So since the release of my book Relearning to Teach back in October/November last year, things have moved on pretty quickly. I've been overwhelmed by the response to its launch and am very proud of how the book is supporting teachers across the country. If you've not read it, and wonder what it's about, here's a very brief and quick summary:
In essence, its a reflection on the art of teaching. For years I had ploughed through lesson after lesson day after day. Six years in I realised I needed to improve because what my reputation was saying, wasn't reflected in the grades of my students. So I broke down teaching into key principles such as planning, questioning, differentiation and memory. I then spent the next 7 years reading research, implementing it into my classroom, and speaking to like minded teachers began, with it being transferred into my book. I begin each chapter with a question I myself dwelled over, such as:

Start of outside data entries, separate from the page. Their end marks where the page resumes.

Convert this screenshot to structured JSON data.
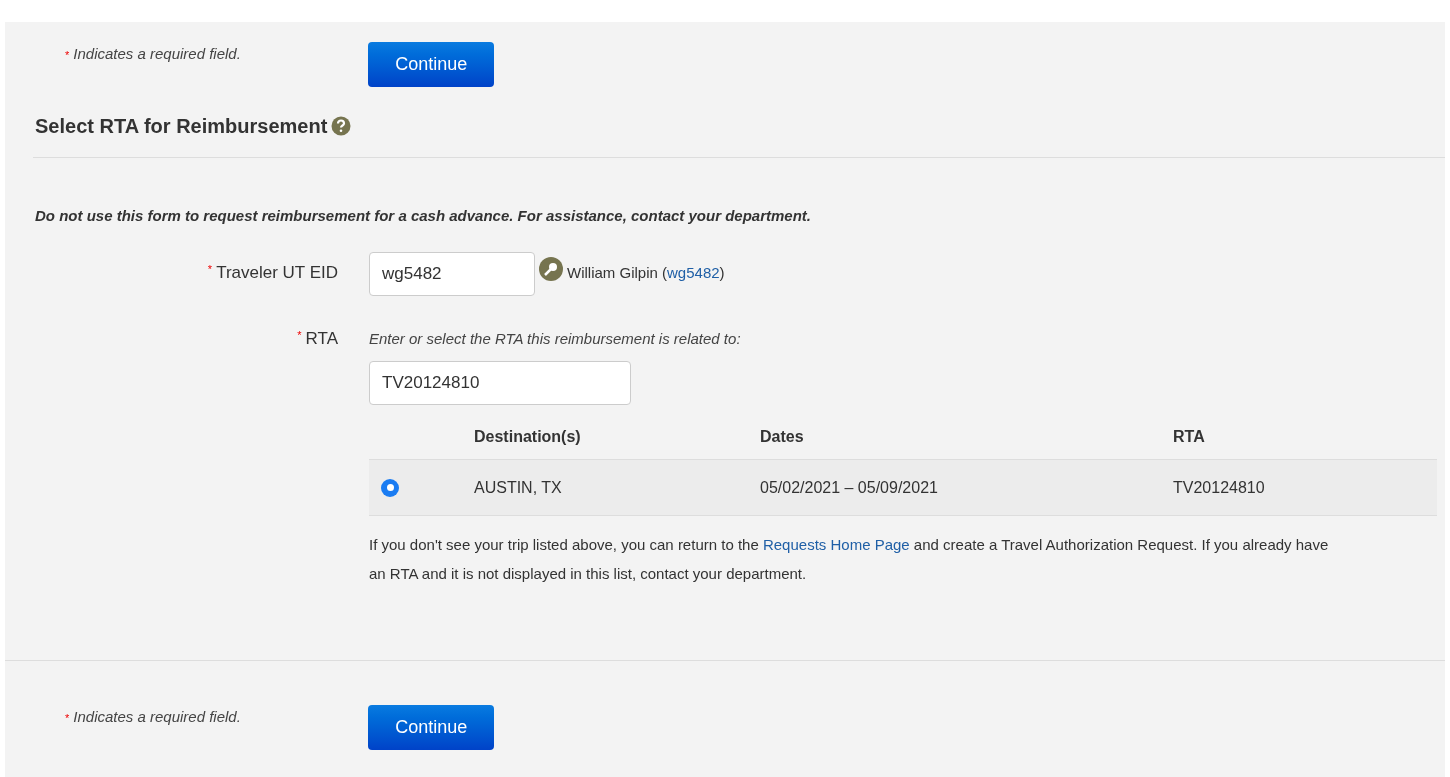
{
  "top_actions": {
    "required_mark": "*",
    "required_note": "Indicates a required field.",
    "button": "Continue"
  },
  "heading": "Select RTA for Reimbursement",
  "notice": "Do not use this form to request reimbursement for a cash advance. For assistance, contact your department.",
  "traveler": {
    "required_mark": "*",
    "label": "Traveler UT EID",
    "value": "wg5482",
    "name_before": "William Gilpin (",
    "link": "wg5482",
    "name_after": ")"
  },
  "rta": {
    "required_mark": "*",
    "label": "RTA",
    "hint": "Enter or select the RTA this reimbursement is related to:",
    "value": "TV20124810"
  },
  "table": {
    "columns": [
      "Destination(s)",
      "Dates",
      "RTA"
    ],
    "rows": [
      {
        "selected": true,
        "cells": [
          "AUSTIN, TX",
          "05/02/2021 – 05/09/2021",
          "TV20124810"
        ]
      }
    ]
  },
  "help": {
    "before": "If you don't see your trip listed above, you can return to the ",
    "link": "Requests Home Page",
    "after": " and create a Travel Authorization Request. If you already have an RTA and it is not displayed in this list, contact your department."
  },
  "bottom_actions": {
    "required_mark": "*",
    "required_note": "Indicates a required field.",
    "button": "Continue"
  }
}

• Is lesson planning just a box ticking exercise?
• Why do students remember in lessons, but forget in tests?
• Is asking more questions beneficial?
• Is feedback actually worth it?
Essentially, the book is a mix of research, practical ideas, and teacher thoughts (thanks to everyone who contributed to the book). It is what I wish I had been told when I began teaching so I didn't squander hundreds, if not thousands, of lessons teaching in an ineffective way.
So what are people saying about it?
In February, Schools Week reviewed my book and gave it 4 stars. The headline quote "I wasn’t convinced that this one was going to provide anything that hasn’t been said before. I was wrong." was fantastic. Other quotes from the review included:
"I was immediately struck by the honesty and integrity with which the book is written. By chapter 2, any scepticism I had previously held melted away and Fawcett had won me over (and not just because of the references to football)."
"The author begins many of his chapters by explaining where he has made mistakes in his teaching and how he has been “seductively wooed by a plethora of ideas that have no benefit”. This, coupled with his easily accessible style and the use of rhetorical questions as sub-headings, made me feel invited into a conversation with Fawcett to reflect together upon and mull over our respective teaching experiences. In essence, this is what good CPD should be all about."
"Throughout the book, Fawcett tackles myths head on and offers a very balanced and pragmatic view of teaching today. A number of recent conversations have convinced me that there is a general feeling that teacher voice and feedback on the efficacy of certain approaches is all too readily dismissed as anecdote. So it is particularly refreshing that, amongst the references to research (of which there are many), Relearning to teach is interspersed with views from current practising teachers sharing their thoughts and experiences from the coalface. This authenticity is sorely missing from much that the Edubook genre has to offer."
If you want to read the rest of the amazing review, please follow the link here: https://schoolsweek.co.uk/relearning-to-teach-understanding-the-principles-of-great-teaching/
February also saw me being interviewed by Darren Leslie for the Becoming Educated Podcast. In this episode, Darren asks me about the origins of the book, the various chapters within it, and what we can do to help develop teaching and learning. So far the response has been positive:
You can listen to/download the Podcast on the following platforms here:"Really enjoyed this by @dnleslie this evening driving home. Fantastic discourse with @davidfawcett27 around professional development. David’s humility is inspirational"
Apple Podcasts https://podcasts.apple.com/gb/podcast/relearning-to-teach-with-david-fawcett/id1493757771?i=1000466492664
Mark Anderson, better known as the ICT Evangelist, created 'The Periodic Table Of Educational Books To Read Today 2020', showcasing 82 books that Mark has read and found to be of value to education and teaching. I am very proud to be on this list under 'Teaching and Learning'. A copy of the table can be found on the link below:
The book is available to buy on Amazon via the following link:
You can also buy it direct from Routledge here:
I hope you get a copy and leave a review, either on Amazon, or in the comments below.